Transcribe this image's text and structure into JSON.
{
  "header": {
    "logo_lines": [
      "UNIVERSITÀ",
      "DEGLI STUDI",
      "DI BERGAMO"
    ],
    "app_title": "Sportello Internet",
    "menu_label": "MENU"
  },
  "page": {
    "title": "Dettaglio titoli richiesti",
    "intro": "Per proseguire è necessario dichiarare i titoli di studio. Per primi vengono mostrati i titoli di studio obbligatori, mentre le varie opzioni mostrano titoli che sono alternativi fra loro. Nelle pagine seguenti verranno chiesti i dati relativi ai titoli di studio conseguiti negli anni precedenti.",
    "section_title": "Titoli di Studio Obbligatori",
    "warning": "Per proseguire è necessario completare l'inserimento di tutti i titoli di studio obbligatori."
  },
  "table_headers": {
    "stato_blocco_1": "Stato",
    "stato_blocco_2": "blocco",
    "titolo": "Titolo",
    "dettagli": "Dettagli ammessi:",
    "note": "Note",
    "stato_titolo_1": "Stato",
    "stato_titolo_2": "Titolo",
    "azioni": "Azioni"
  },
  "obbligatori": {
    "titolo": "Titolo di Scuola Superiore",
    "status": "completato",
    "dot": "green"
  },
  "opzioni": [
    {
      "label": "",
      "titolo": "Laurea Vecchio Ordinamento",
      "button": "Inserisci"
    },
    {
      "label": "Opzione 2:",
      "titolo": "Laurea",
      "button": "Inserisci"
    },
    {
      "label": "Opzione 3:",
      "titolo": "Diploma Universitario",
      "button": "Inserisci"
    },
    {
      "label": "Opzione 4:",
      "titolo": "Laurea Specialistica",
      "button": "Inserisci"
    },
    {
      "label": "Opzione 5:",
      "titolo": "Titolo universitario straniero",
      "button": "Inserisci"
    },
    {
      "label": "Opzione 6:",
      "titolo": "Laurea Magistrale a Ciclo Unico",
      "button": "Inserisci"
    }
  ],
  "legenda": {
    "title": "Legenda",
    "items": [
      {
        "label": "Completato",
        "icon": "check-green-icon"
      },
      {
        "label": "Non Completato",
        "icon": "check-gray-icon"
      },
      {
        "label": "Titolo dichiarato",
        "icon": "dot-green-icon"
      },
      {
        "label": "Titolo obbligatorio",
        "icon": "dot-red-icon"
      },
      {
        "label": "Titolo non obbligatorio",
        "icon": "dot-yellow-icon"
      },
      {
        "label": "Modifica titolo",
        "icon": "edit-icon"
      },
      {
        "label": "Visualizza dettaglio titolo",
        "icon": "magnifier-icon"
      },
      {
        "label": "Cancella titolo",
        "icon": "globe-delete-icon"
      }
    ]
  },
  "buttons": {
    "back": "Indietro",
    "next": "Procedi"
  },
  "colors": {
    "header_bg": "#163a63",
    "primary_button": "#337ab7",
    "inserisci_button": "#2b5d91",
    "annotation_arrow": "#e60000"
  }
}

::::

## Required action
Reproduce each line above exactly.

## Result of this exercise
Transcribe this image's text and structure into JSON.
{
  "header": {
    "logo_lines": [
      "UNIVERSITÀ",
      "DEGLI STUDI",
      "DI BERGAMO"
    ],
    "app_title": "Sportello Internet",
    "menu_label": "MENU"
  },
  "page": {
    "title": "Dettaglio titoli richiesti",
    "intro": "Per proseguire è necessario dichiarare i titoli di studio. Per primi vengono mostrati i titoli di studio obbligatori, mentre le varie opzioni mostrano titoli che sono alternativi fra loro. Nelle pagine seguenti verranno chiesti i dati relativi ai titoli di studio conseguiti negli anni precedenti.",
    "section_title": "Titoli di Studio Obbligatori",
    "warning": "Per proseguire è necessario completare l'inserimento di tutti i titoli di studio obbligatori."
  },
  "table_headers": {
    "stato_blocco_1": "Stato",
    "stato_blocco_2": "blocco",
    "titolo": "Titolo",
    "dettagli": "Dettagli ammessi:",
    "note": "Note",
    "stato_titolo_1": "Stato",
    "stato_titolo_2": "Titolo",
    "azioni": "Azioni"
  },
  "obbligatori": {
    "titolo": "Titolo di Scuola Superiore",
    "status": "completato",
    "dot": "green"
  },
  "opzioni": [
    {
      "label": "",
      "titolo": "Laurea Vecchio Ordinamento",
      "button": "Inserisci"
    },
    {
      "label": "Opzione 2:",
      "titolo": "Laurea",
      "button": "Inserisci"
    },
    {
      "label": "Opzione 3:",
      "titolo": "Diploma Universitario",
      "button": "Inserisci"
    },
    {
      "label": "Opzione 4:",
      "titolo": "Laurea Specialistica",
      "button": "Inserisci"
    },
    {
      "label": "Opzione 5:",
      "titolo": "Titolo universitario straniero",
      "button": "Inserisci"
    },
    {
      "label": "Opzione 6:",
      "titolo": "Laurea Magistrale a Ciclo Unico",
      "button": "Inserisci"
    }
  ],
  "legenda": {
    "title": "Legenda",
    "items": [
      {
        "label": "Completato",
        "icon": "check-green-icon"
      },
      {
        "label": "Non Completato",
        "icon": "check-gray-icon"
      },
      {
        "label": "Titolo dichiarato",
        "icon": "dot-green-icon"
      },
      {
        "label": "Titolo obbligatorio",
        "icon": "dot-red-icon"
      },
      {
        "label": "Titolo non obbligatorio",
        "icon": "dot-yellow-icon"
      },
      {
        "label": "Modifica titolo",
        "icon": "edit-icon"
      },
      {
        "label": "Visualizza dettaglio titolo",
        "icon": "magnifier-icon"
      },
      {
        "label": "Cancella titolo",
        "icon": "globe-delete-icon"
      }
    ]
  },
  "buttons": {
    "back": "Indietro",
    "next": "Procedi"
  },
  "colors": {
    "header_bg": "#163a63",
    "primary_button": "#337ab7",
    "inserisci_button": "#2b5d91",
    "annotation_arrow": "#e60000"
  }
}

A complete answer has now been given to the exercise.